» Task objective
Because the lines must stay identical, write out the data without changing anything.

=-=-=

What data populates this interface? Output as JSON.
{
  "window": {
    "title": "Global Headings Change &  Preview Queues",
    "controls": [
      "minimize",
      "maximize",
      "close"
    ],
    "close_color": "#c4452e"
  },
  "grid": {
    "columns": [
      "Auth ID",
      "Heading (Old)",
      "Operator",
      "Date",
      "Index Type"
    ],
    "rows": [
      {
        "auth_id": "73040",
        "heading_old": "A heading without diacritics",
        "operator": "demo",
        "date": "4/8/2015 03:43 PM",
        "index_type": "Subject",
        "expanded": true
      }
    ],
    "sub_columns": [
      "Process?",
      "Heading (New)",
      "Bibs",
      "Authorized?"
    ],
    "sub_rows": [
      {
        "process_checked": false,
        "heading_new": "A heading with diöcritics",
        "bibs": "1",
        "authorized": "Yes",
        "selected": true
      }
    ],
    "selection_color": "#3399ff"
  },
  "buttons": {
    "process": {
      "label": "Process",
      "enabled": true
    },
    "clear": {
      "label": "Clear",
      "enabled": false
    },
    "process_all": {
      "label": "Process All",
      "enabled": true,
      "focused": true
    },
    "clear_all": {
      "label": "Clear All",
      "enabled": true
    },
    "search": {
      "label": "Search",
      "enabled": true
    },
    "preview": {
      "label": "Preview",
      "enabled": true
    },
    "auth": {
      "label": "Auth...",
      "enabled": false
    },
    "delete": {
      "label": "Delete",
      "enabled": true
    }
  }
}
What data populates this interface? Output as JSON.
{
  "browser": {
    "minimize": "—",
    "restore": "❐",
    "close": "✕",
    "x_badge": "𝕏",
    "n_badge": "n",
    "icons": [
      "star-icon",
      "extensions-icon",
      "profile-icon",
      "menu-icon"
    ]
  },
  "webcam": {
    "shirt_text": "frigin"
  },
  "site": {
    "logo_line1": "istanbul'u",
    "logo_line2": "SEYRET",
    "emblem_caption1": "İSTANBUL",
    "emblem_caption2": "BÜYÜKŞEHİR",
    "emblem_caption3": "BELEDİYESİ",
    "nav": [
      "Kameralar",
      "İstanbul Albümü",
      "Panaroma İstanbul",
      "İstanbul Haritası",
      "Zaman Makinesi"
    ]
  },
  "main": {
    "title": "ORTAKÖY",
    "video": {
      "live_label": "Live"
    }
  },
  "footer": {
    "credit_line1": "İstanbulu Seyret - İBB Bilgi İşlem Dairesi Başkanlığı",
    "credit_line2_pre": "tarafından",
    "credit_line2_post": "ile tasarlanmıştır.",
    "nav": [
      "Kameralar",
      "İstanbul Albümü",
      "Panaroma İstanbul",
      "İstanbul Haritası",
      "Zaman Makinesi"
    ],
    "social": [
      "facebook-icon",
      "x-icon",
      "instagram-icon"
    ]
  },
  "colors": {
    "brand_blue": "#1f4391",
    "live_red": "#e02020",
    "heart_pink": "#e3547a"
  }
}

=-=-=

» Task output
What data populates this interface? Output as JSON.
{
  "window": {
    "title": "Global Headings Change &  Preview Queues",
    "controls": [
      "minimize",
      "maximize",
      "close"
    ],
    "close_color": "#c4452e"
  },
  "grid": {
    "columns": [
      "Auth ID",
      "Heading (Old)",
      "Operator",
      "Date",
      "Index Type"
    ],
    "rows": [
      {
        "auth_id": "73040",
        "heading_old": "A heading without diacritics",
        "operator": "demo",
        "date": "4/8/2015 03:43 PM",
        "index_type": "Subject",
        "expanded": true
      }
    ],
    "sub_columns": [
      "Process?",
      "Heading (New)",
      "Bibs",
      "Authorized?"
    ],
    "sub_rows": [
      {
        "process_checked": false,
        "heading_new": "A heading with diöcritics",
        "bibs": "1",
        "authorized": "Yes",
        "selected": true
      }
    ],
    "selection_color": "#3399ff"
  },
  "buttons": {
    "process": {
      "label": "Process",
      "enabled": true
    },
    "clear": {
      "label": "Clear",
      "enabled": false
    },
    "process_all": {
      "label": "Process All",
      "enabled": true,
      "focused": true
    },
    "clear_all": {
      "label": "Clear All",
      "enabled": true
    },
    "search": {
      "label": "Search",
      "enabled": true
    },
    "preview": {
      "label": "Preview",
      "enabled": true
    },
    "auth": {
      "label": "Auth...",
      "enabled": false
    },
    "delete": {
      "label": "Delete",
      "enabled": true
    }
  }
}
What data populates this interface? Output as JSON.
{
  "browser": {
    "minimize": "—",
    "restore": "❐",
    "close": "✕",
    "x_badge": "𝕏",
    "n_badge": "n",
    "icons": [
      "star-icon",
      "extensions-icon",
      "profile-icon",
      "menu-icon"
    ]
  },
  "webcam": {
    "shirt_text": "frigin"
  },
  "site": {
    "logo_line1": "istanbul'u",
    "logo_line2": "SEYRET",
    "emblem_caption1": "İSTANBUL",
    "emblem_caption2": "BÜYÜKŞEHİR",
    "emblem_caption3": "BELEDİYESİ",
    "nav": [
      "Kameralar",
      "İstanbul Albümü",
      "Panaroma İstanbul",
      "İstanbul Haritası",
      "Zaman Makinesi"
    ]
  },
  "main": {
    "title": "ORTAKÖY",
    "video": {
      "live_label": "Live"
    }
  },
  "footer": {
    "credit_line1": "İstanbulu Seyret - İBB Bilgi İşlem Dairesi Başkanlığı",
    "credit_line2_pre": "tarafından",
    "credit_line2_post": "ile tasarlanmıştır.",
    "nav": [
      "Kameralar",
      "İstanbul Albümü",
      "Panaroma İstanbul",
      "İstanbul Haritası",
      "Zaman Makinesi"
    ],
    "social": [
      "facebook-icon",
      "x-icon",
      "instagram-icon"
    ]
  },
  "colors": {
    "brand_blue": "#1f4391",
    "live_red": "#e02020",
    "heart_pink": "#e3547a"
  }
}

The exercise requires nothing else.